Evangelical Christians in the United States are not as negatively viewed as they might think, according to a sociologist who recently spoke with the National Association of Evangelicals.
Bradley Wright, associate professor of sociology at the University of Connecticut, was interviewed by NAE President Walter Kim in a podcast posted online on Sunday.
When Kim asked Wright "if there is a difference" with “how people outside of faith perceive Christians in general and evangelicals in particular," Wright talked about the Pew Research Center and their highly publicized surveys on how “warmly” Americans feel about various religious groups.
He explained that evangelicals normally fall in the “middle of the pack,” being ranked warmer than groups like atheists and Muslims, yet colder than Catholics and Jews.
Wright, however, warned that such surveys have “very unstable” data, with the results likely to change considerably over the months, even with the same sample.
“I think the short answer is that its ‘middle of the pack’ is how people view evangelicals, but it varies somewhat,” said Wright.
Wright noted that this “tends to be different than how evangelicals think other people think about” them, proposing that evangelicals tend to think of the general population as being more hostile.
“Maybe that’s part of the fear narrative is that we tend to think like, ‘well, everyone hates us’ or ‘nobody likes us’ or something like that. I don’t think that’s true,” he explained.
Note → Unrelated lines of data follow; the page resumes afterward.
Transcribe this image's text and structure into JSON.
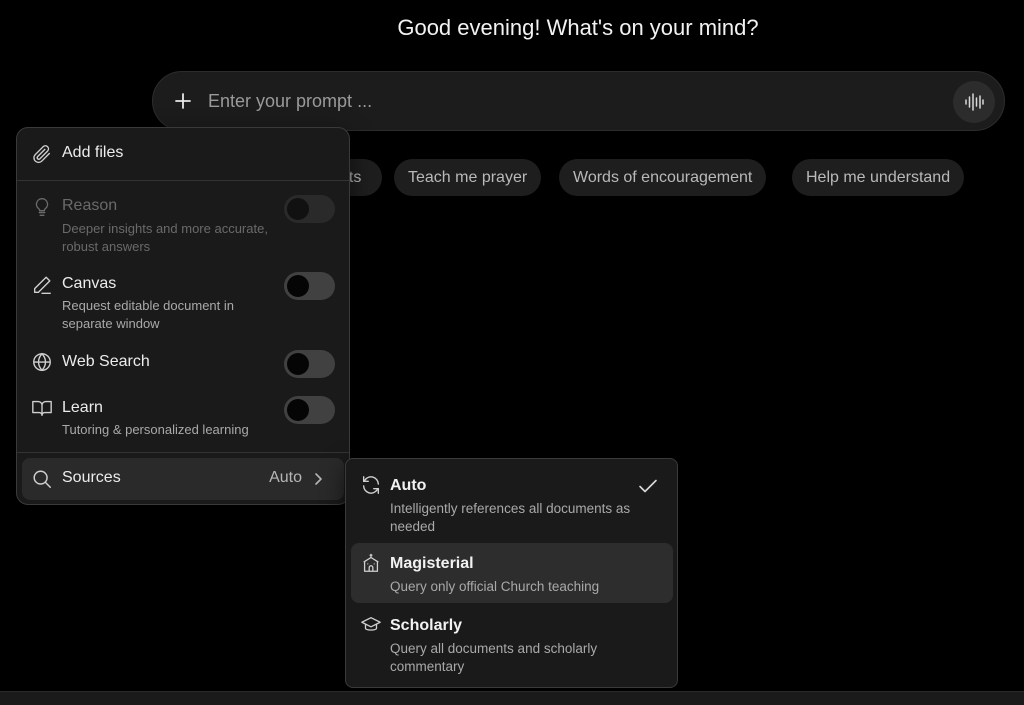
{
  "greeting": "Good evening! What's on your mind?",
  "prompt": {
    "placeholder": "Enter your prompt ...",
    "value": ""
  },
  "suggestions": [
    {
      "label": "ets"
    },
    {
      "label": "Teach me prayer"
    },
    {
      "label": "Words of encouragement"
    },
    {
      "label": "Help me understand"
    }
  ],
  "tools_menu": {
    "add_files": "Add files",
    "reason": {
      "title": "Reason",
      "desc": "Deeper insights and more accurate, robust answers",
      "enabled": false,
      "disabled": true
    },
    "canvas": {
      "title": "Canvas",
      "desc": "Request editable document in separate window",
      "enabled": false
    },
    "web_search": {
      "title": "Web Search",
      "enabled": false
    },
    "learn": {
      "title": "Learn",
      "desc": "Tutoring & personalized learning",
      "enabled": false
    },
    "sources": {
      "label": "Sources",
      "value": "Auto"
    }
  },
  "sources_menu": {
    "options": [
      {
        "title": "Auto",
        "desc": "Intelligently references all documents as needed",
        "selected": true,
        "icon": "refresh-icon"
      },
      {
        "title": "Magisterial",
        "desc": "Query only official Church teaching",
        "selected": false,
        "icon": "church-icon"
      },
      {
        "title": "Scholarly",
        "desc": "Query all documents and scholarly commentary",
        "selected": false,
        "icon": "graduation-cap-icon"
      }
    ]
  }
}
“The wrong narrative is ‘nobody likes us, we’re failing, and a third of Americans don’t want anything to do with religion.’ I think a more accurate narrative is people have somewhat mixed feelings about evangelicals, like they do about most religions and as they do about a lot of things in the world. And there’s a lot of people who just aren’t sure what they think about religion.”
Wright also took issue with the claims about Christianity in America being in decline, noting that it varies among different denominations and movements within the faith.
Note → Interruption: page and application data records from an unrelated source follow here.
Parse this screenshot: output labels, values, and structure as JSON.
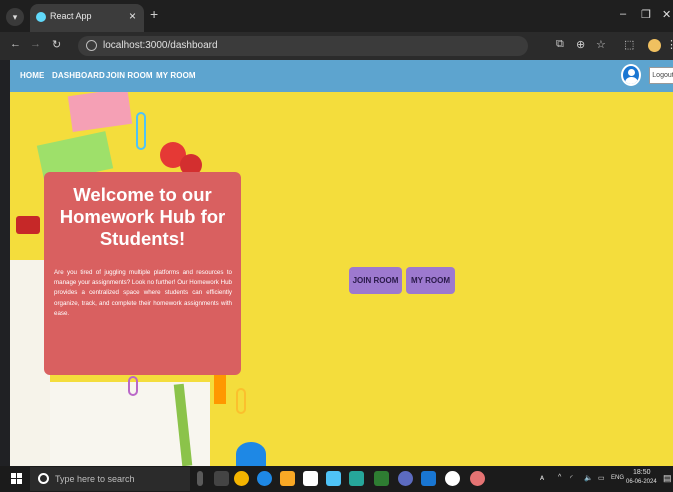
{
  "browser": {
    "tab_title": "React App",
    "tab_close": "×",
    "new_tab": "+",
    "url": "localhost:3000/dashboard",
    "win_min": "–",
    "win_max": "❐",
    "win_close": "✕"
  },
  "nav": {
    "items": [
      "HOME",
      "DASHBOARD",
      "JOIN ROOM",
      "MY ROOM"
    ],
    "logout_label": "Logout"
  },
  "welcome": {
    "title": "Welcome to our Homework Hub for Students!",
    "text": "Are you tired of juggling multiple platforms and resources to manage your assignments? Look no further! Our Homework Hub provides a centralized space where students can efficiently organize, track, and complete their homework assignments with ease."
  },
  "actions": {
    "join_room": "JOIN ROOM",
    "my_room": "MY ROOM"
  },
  "taskbar": {
    "search_placeholder": "Type here to search",
    "language": "ENG",
    "time": "18:50",
    "date": "06-06-2024"
  },
  "colors": {
    "nav_bar": "#5da4cf",
    "hero_background": "#f4dd3c",
    "welcome_card": "#d96060",
    "action_button": "#9d79cf"
  }
}
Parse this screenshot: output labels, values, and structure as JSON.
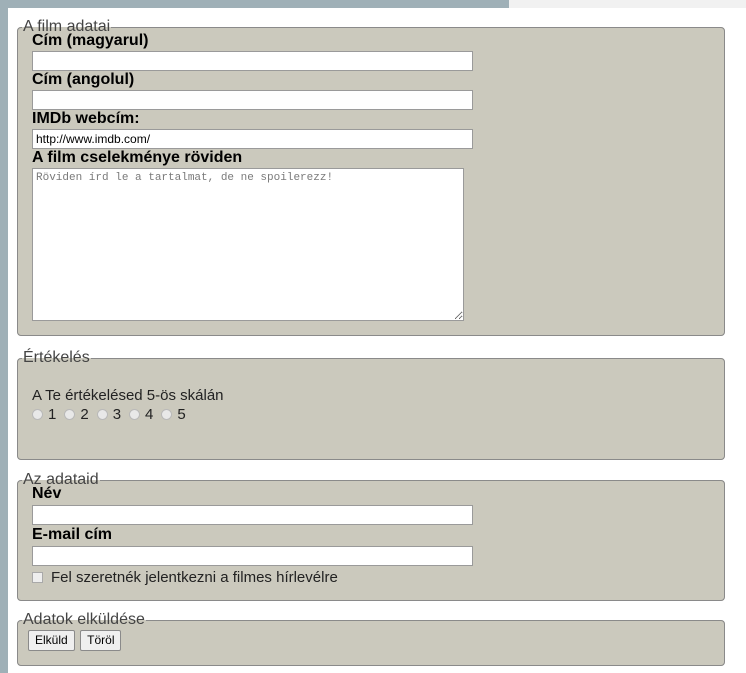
{
  "film": {
    "legend": "A film adatai",
    "title_hu_label": "Cím (magyarul)",
    "title_hu_value": "",
    "title_en_label": "Cím (angolul)",
    "title_en_value": "",
    "imdb_label": "IMDb webcím:",
    "imdb_value": "http://www.imdb.com/",
    "plot_label": "A film cselekménye röviden",
    "plot_placeholder": "Röviden írd le a tartalmat, de ne spoilerezz!"
  },
  "rating": {
    "legend": "Értékelés",
    "prompt": "A Te értékelésed 5-ös skálán",
    "options": [
      "1",
      "2",
      "3",
      "4",
      "5"
    ]
  },
  "user": {
    "legend": "Az adataid",
    "name_label": "Név",
    "name_value": "",
    "email_label": "E-mail cím",
    "email_value": "",
    "newsletter_label": "Fel szeretnék jelentkezni a filmes hírlevélre"
  },
  "submit": {
    "legend": "Adatok elküldése",
    "send_label": "Elküld",
    "reset_label": "Töröl"
  }
}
For example, according to Wright, religious groups such as evangelicals are maintaining their numbers, while mainline Protestants are indeed suffering severe decline.
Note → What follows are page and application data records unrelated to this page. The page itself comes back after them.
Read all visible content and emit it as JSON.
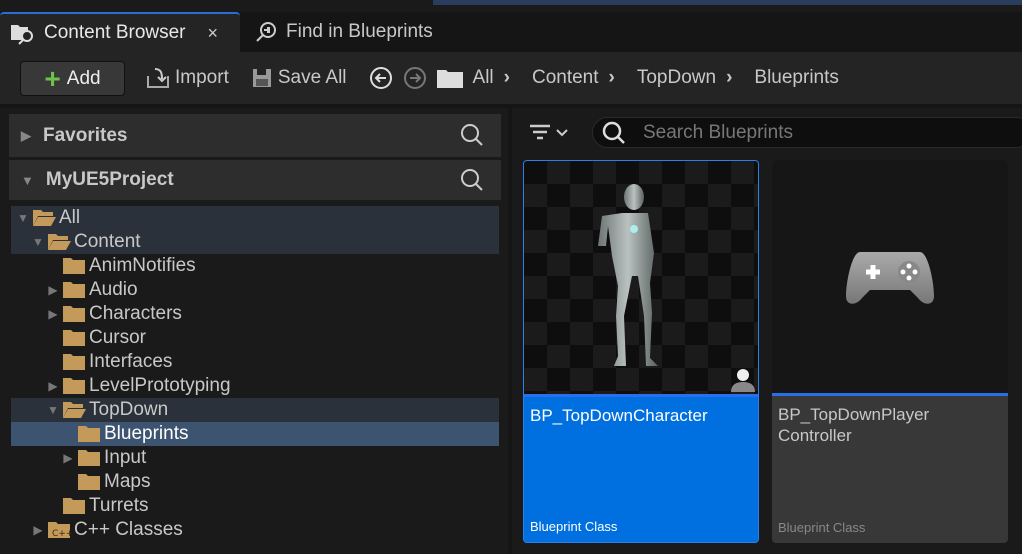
{
  "tabs": [
    {
      "label": "Content Browser",
      "close": "×",
      "icon": "content-browser-icon"
    },
    {
      "label": "Find in Blueprints",
      "icon": "find-blueprints-icon"
    }
  ],
  "toolbar": {
    "add_label": "Add",
    "import_label": "Import",
    "save_all_label": "Save All"
  },
  "breadcrumb": [
    "All",
    "Content",
    "TopDown",
    "Blueprints"
  ],
  "sidebar": {
    "favorites": "Favorites",
    "project": "MyUE5Project",
    "tree": [
      {
        "label": "All",
        "level": 0,
        "expanded": true,
        "hl": true
      },
      {
        "label": "Content",
        "level": 1,
        "expanded": true,
        "hl": true
      },
      {
        "label": "AnimNotifies",
        "level": 2
      },
      {
        "label": "Audio",
        "level": 2,
        "collapsed": true
      },
      {
        "label": "Characters",
        "level": 2,
        "collapsed": true
      },
      {
        "label": "Cursor",
        "level": 2
      },
      {
        "label": "Interfaces",
        "level": 2
      },
      {
        "label": "LevelPrototyping",
        "level": 2,
        "collapsed": true
      },
      {
        "label": "TopDown",
        "level": 2,
        "expanded": true,
        "hl": true
      },
      {
        "label": "Blueprints",
        "level": 3,
        "selected": true
      },
      {
        "label": "Input",
        "level": 3,
        "collapsed": true
      },
      {
        "label": "Maps",
        "level": 3
      },
      {
        "label": "Turrets",
        "level": 2
      },
      {
        "label": "C++ Classes",
        "level": 1,
        "collapsed": true,
        "cpp": true
      }
    ]
  },
  "search": {
    "placeholder": "Search Blueprints"
  },
  "assets": [
    {
      "name": "BP_TopDownCharacter",
      "type": "Blueprint Class",
      "selected": true
    },
    {
      "name": "BP_TopDownPlayer Controller",
      "type": "Blueprint Class"
    }
  ],
  "colors": {
    "accent": "#0070e0",
    "folder": "#c39a5a",
    "add_icon": "#6cc24a"
  }
}
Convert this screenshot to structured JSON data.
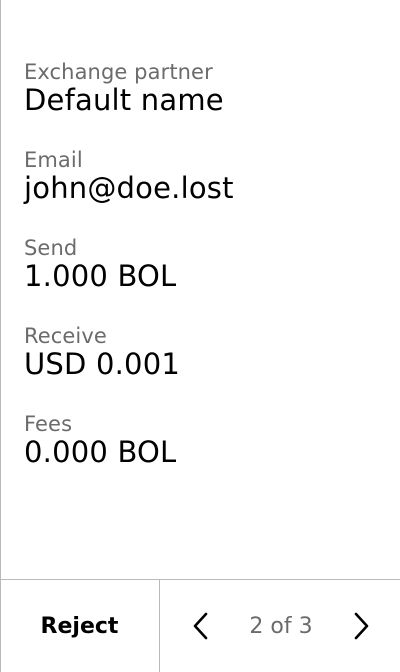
{
  "fields": [
    {
      "label": "Exchange partner",
      "value": "Default name"
    },
    {
      "label": "Email",
      "value": "john@doe.lost"
    },
    {
      "label": "Send",
      "value": "1.000 BOL"
    },
    {
      "label": "Receive",
      "value": "USD 0.001"
    },
    {
      "label": "Fees",
      "value": "0.000 BOL"
    }
  ],
  "footer": {
    "reject_label": "Reject",
    "page_indicator": "2 of 3",
    "prev_icon": "chevron-left-icon",
    "next_icon": "chevron-right-icon"
  },
  "colors": {
    "label": "#6b6b6b",
    "value": "#000000",
    "divider": "#b9b9b9",
    "background": "#ffffff"
  }
}
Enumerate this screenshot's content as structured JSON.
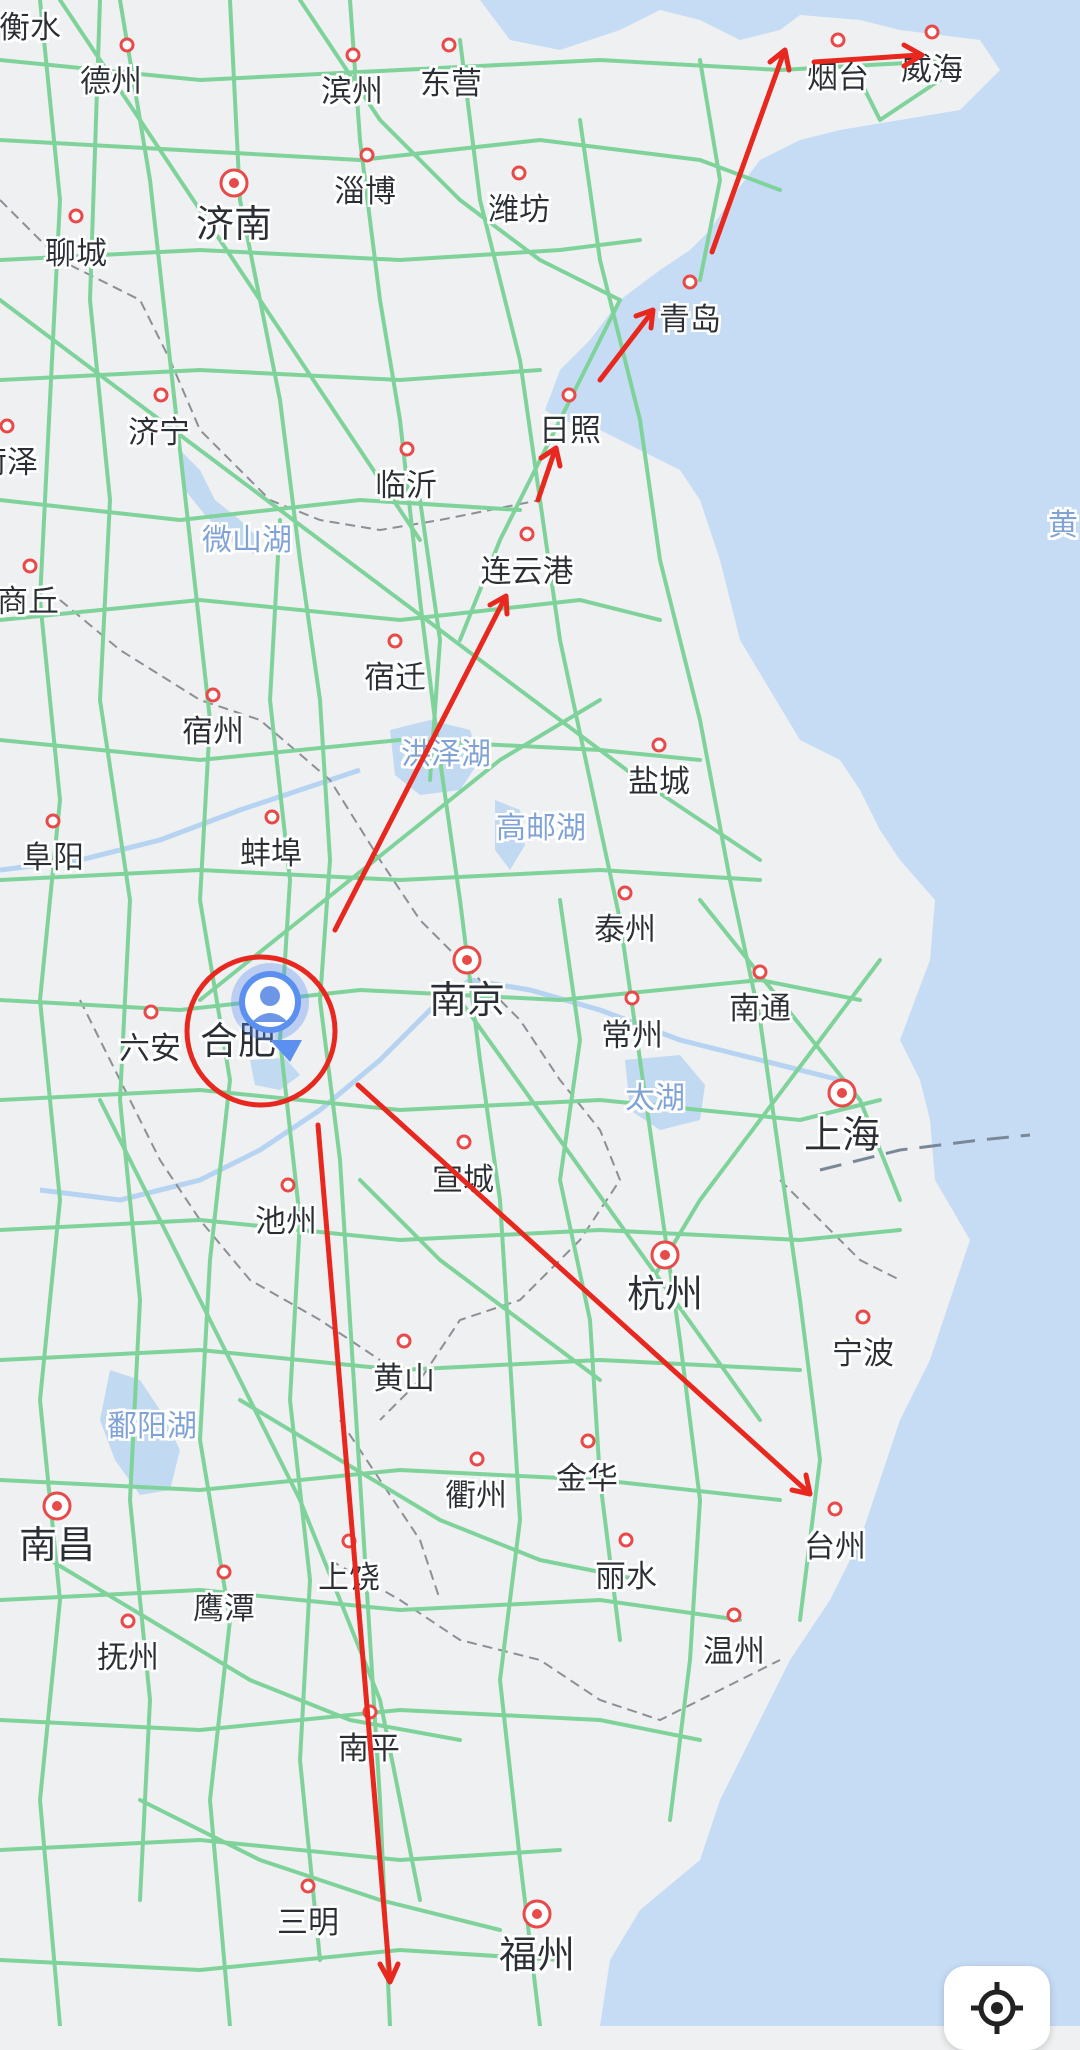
{
  "map": {
    "cities": [
      {
        "id": "hengshui",
        "label": "衡水"
      },
      {
        "id": "dezhou",
        "label": "德州"
      },
      {
        "id": "binzhou",
        "label": "滨州"
      },
      {
        "id": "dongying",
        "label": "东营"
      },
      {
        "id": "yantai",
        "label": "烟台"
      },
      {
        "id": "weihai",
        "label": "威海"
      },
      {
        "id": "jinan",
        "label": "济南"
      },
      {
        "id": "zibo",
        "label": "淄博"
      },
      {
        "id": "weifang",
        "label": "潍坊"
      },
      {
        "id": "liaocheng",
        "label": "聊城"
      },
      {
        "id": "qingdao",
        "label": "青岛"
      },
      {
        "id": "jining",
        "label": "济宁"
      },
      {
        "id": "heze",
        "label": "菏泽"
      },
      {
        "id": "rizhao",
        "label": "日照"
      },
      {
        "id": "linyi",
        "label": "临沂"
      },
      {
        "id": "lianyungang",
        "label": "连云港"
      },
      {
        "id": "shangqiu",
        "label": "商丘"
      },
      {
        "id": "suqian",
        "label": "宿迁"
      },
      {
        "id": "suzhou-ah",
        "label": "宿州"
      },
      {
        "id": "yancheng",
        "label": "盐城"
      },
      {
        "id": "fuyang",
        "label": "阜阳"
      },
      {
        "id": "bengbu",
        "label": "蚌埠"
      },
      {
        "id": "taizhou-js",
        "label": "泰州"
      },
      {
        "id": "nanjing",
        "label": "南京"
      },
      {
        "id": "nantong",
        "label": "南通"
      },
      {
        "id": "luan",
        "label": "六安"
      },
      {
        "id": "hefei",
        "label": "合肥"
      },
      {
        "id": "changzhou",
        "label": "常州"
      },
      {
        "id": "shanghai",
        "label": "上海"
      },
      {
        "id": "xuancheng",
        "label": "宣城"
      },
      {
        "id": "chizhou",
        "label": "池州"
      },
      {
        "id": "hangzhou",
        "label": "杭州"
      },
      {
        "id": "ningbo",
        "label": "宁波"
      },
      {
        "id": "huangshan",
        "label": "黄山"
      },
      {
        "id": "quzhou",
        "label": "衢州"
      },
      {
        "id": "jinhua",
        "label": "金华"
      },
      {
        "id": "taizhou-zj",
        "label": "台州"
      },
      {
        "id": "nanchang",
        "label": "南昌"
      },
      {
        "id": "shangrao",
        "label": "上饶"
      },
      {
        "id": "lishui",
        "label": "丽水"
      },
      {
        "id": "yingtan",
        "label": "鹰潭"
      },
      {
        "id": "wenzhou",
        "label": "温州"
      },
      {
        "id": "fuzhou-jx",
        "label": "抚州"
      },
      {
        "id": "nanping",
        "label": "南平"
      },
      {
        "id": "sanming",
        "label": "三明"
      },
      {
        "id": "fuzhou-fj",
        "label": "福州"
      }
    ],
    "lakes": [
      {
        "id": "weishan-lake",
        "label": "微山湖"
      },
      {
        "id": "hongze-lake",
        "label": "洪泽湖"
      },
      {
        "id": "gaoyou-lake",
        "label": "高邮湖"
      },
      {
        "id": "tai-lake",
        "label": "太湖"
      },
      {
        "id": "poyang-lake",
        "label": "鄱阳湖"
      }
    ],
    "sea_label": "黄",
    "colors": {
      "land": "#eef0f2",
      "sea": "#c6dcf5",
      "lake": "#c2d9f2",
      "highway": "#7fd39a",
      "annotation": "#e8281e",
      "city_dot": "#e84a4a",
      "user_marker": "#5b8ff0"
    },
    "user_marker_icon": "user-avatar-marker",
    "locate_icon": "crosshair-locate-icon"
  }
}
Wright told Kim that he credited the popularity of the decline narrative as being captivating to different groups for different reasons, saying that it “benefits different people.”
“Journalists can use it to get their stories published, pastors can use it to sort of motivate their flock to pay attention to them. Book writers can use it to sell books. Conference givers can use it to get people to enroll in their conference,” he explained.
Earlier this month, Paul Djupe of the Public Religion Research Institute wrote a report published by Religion in Public titled, “Perceived Discrimination toward Christians is Highest Living Among Christians.”
Djupe analyzed data from the Voter Study Group’s Nationscape and found that Christians living in largely conservative states were more likely to believe that Christians face discrimination than those living in largely liberal ones.
“If Christians are persecuted by the non-religious, then Christians in Vermont and Oregon would be on top of the list. However, the opposite is true – the highest reported values come from Christians in Mississippi, Alabama, and Tennessee,” wrote Djupe.
“The lowest rates are reported in the northeast – Connecticut, Massachusetts, Maine, Vermont, and New Hampshire. This is not the pattern that the elite rhetoric leads us to expect."